Lesser visited by travelers doesn't mean less interesting. North East Thailand is especially interesting to cycle. Areas around Surin, Ubon and Mukdahan get travelers, here's why:

Cycling North East Thailand

North east Thailand

Doi Tao

Doi Tao, about 150km south to south west of Chiang Mai is a little known but beautiful lake side. You will enjoy the peace and quietness after the busy Chiang Mai city. Wonderful place.

Doi Tao

Doi Tao lake, north Thailand

Cycling in South Thailand

Many regard South Thailand as less interesting for cycling. I do not. There's plenty to see and experience. Check out my South Thailand section:

Cycling in South Thailand

Southern Thailand

Kamphaeng Phet

Central Thailand offers more UNESCO World Heritage: on a day's cycling you will find Kamphaeng Phet. It's lesser known but offers another beautiful insight into Thailand's turbulent past.

Kamphaeng Phet

Kamphaeng Phet art


One of the must visit sites in north east Thailand is Phimai Historical Park where you can see one of the best preserved and largest Khmer complexes in the country.


Phimai, Thailand

Nakhon Sawan to Ayutthaya

It's a pleasant though for the most uninspiring bicycle journey which starts getting interesting in Ayutthaya.

Nakhon Sawan to Ayutthaya


Ayutthaya is UNESCO World Heritage City since 1991 and not for nothing.

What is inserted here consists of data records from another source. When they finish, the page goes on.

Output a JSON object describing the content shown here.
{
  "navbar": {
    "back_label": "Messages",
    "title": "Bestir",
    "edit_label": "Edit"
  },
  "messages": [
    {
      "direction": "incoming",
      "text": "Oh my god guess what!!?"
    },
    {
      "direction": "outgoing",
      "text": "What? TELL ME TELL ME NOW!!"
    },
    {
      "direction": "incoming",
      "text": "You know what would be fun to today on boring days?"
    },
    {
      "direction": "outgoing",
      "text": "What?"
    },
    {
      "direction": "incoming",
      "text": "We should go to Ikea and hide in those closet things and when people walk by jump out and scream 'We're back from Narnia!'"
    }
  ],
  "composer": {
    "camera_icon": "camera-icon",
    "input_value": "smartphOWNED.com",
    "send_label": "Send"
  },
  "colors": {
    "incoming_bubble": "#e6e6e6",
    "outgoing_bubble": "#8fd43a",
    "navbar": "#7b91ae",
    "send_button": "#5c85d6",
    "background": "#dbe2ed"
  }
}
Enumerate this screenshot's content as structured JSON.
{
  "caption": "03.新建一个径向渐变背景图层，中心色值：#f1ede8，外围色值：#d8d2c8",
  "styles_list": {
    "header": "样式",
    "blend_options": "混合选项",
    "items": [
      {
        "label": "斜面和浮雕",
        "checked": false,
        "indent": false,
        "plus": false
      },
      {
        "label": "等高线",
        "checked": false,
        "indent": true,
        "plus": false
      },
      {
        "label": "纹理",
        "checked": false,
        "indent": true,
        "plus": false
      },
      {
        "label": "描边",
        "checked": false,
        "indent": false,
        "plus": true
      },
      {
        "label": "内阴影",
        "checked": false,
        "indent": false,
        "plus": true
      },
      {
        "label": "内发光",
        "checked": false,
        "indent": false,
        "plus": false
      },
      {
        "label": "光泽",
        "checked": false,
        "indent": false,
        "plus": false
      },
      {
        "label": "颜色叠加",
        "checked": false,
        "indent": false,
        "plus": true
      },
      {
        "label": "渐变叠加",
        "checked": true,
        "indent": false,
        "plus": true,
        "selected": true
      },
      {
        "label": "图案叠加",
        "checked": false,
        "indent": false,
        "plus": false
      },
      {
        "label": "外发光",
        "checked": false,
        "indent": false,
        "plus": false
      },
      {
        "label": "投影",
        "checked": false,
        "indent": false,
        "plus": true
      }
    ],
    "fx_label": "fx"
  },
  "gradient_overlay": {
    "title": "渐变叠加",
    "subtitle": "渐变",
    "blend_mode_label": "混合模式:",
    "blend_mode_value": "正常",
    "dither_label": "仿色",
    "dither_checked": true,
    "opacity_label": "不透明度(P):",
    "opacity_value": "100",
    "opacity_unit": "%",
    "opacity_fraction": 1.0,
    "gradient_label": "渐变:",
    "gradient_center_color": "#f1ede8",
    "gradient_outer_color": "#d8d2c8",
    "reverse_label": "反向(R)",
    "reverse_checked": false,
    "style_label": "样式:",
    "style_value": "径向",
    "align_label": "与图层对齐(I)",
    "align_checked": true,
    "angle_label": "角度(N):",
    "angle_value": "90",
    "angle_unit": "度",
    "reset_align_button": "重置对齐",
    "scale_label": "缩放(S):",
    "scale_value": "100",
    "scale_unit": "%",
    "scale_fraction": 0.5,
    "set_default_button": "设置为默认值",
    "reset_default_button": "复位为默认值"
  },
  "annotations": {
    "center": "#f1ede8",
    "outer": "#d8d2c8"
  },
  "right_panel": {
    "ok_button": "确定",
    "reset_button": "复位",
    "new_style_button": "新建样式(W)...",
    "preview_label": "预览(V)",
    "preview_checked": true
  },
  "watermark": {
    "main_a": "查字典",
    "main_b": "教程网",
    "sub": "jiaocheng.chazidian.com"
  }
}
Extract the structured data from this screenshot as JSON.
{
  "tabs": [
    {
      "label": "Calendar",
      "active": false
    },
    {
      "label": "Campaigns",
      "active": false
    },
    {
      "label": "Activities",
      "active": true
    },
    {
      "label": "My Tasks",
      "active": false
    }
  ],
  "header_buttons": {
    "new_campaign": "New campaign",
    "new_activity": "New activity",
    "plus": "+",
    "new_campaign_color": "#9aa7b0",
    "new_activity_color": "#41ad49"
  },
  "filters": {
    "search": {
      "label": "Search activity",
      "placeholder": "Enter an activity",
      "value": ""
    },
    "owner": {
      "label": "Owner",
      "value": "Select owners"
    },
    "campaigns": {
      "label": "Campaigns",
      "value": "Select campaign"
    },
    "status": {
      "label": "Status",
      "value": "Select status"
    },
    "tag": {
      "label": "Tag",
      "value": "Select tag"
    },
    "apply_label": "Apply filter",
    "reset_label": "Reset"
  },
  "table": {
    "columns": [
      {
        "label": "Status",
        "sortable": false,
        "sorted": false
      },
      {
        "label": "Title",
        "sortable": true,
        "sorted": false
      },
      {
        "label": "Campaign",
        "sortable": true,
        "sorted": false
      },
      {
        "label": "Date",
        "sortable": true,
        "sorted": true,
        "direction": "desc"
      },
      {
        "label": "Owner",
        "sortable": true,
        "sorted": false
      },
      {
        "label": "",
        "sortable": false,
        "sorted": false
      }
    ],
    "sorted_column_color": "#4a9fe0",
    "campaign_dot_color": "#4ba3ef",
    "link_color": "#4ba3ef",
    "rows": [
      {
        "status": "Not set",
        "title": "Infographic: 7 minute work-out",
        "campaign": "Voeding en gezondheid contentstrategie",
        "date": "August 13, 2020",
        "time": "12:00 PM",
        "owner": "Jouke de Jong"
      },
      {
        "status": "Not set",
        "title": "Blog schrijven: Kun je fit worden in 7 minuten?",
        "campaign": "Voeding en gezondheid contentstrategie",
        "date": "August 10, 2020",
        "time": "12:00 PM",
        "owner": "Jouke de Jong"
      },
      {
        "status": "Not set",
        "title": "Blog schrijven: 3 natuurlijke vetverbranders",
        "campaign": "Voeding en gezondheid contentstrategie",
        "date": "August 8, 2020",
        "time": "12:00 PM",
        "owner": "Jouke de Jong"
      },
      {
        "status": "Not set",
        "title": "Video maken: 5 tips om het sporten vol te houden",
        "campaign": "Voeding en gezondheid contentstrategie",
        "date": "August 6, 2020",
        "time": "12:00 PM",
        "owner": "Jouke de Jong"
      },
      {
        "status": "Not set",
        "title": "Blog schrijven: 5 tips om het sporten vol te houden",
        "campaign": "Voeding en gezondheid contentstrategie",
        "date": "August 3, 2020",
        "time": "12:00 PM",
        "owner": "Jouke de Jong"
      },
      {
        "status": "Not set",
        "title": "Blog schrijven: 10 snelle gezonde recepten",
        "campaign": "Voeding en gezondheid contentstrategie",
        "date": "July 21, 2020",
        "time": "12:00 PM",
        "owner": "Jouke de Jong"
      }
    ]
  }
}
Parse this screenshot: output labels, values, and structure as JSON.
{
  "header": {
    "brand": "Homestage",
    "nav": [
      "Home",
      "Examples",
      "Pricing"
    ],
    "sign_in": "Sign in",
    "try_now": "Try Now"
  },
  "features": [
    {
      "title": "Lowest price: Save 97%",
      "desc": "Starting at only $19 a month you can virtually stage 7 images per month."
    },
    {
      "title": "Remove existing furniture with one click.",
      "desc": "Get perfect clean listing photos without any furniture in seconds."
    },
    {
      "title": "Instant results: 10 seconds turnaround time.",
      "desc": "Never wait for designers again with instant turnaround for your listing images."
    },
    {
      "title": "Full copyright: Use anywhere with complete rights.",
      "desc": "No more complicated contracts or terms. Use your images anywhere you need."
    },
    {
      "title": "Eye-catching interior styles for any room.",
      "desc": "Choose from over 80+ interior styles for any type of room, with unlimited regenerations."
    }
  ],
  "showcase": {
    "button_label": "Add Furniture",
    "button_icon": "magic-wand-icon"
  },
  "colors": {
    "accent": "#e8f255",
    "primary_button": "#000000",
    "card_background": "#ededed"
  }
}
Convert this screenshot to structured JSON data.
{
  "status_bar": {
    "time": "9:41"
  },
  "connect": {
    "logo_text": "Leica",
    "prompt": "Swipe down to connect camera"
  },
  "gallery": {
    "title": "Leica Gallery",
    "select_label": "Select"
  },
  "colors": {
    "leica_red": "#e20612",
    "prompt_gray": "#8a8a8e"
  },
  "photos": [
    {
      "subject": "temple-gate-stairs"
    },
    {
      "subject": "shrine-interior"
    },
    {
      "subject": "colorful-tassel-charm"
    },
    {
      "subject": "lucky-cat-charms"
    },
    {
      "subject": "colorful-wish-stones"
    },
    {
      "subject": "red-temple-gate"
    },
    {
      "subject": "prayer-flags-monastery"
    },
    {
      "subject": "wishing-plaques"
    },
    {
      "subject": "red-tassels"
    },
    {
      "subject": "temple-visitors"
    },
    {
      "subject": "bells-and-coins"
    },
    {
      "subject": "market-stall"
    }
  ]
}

Millions of tourists visit every year one of the most important archaeological sites in Thailand. Here is why:


Ayutthaya is UNESCO World Heritage City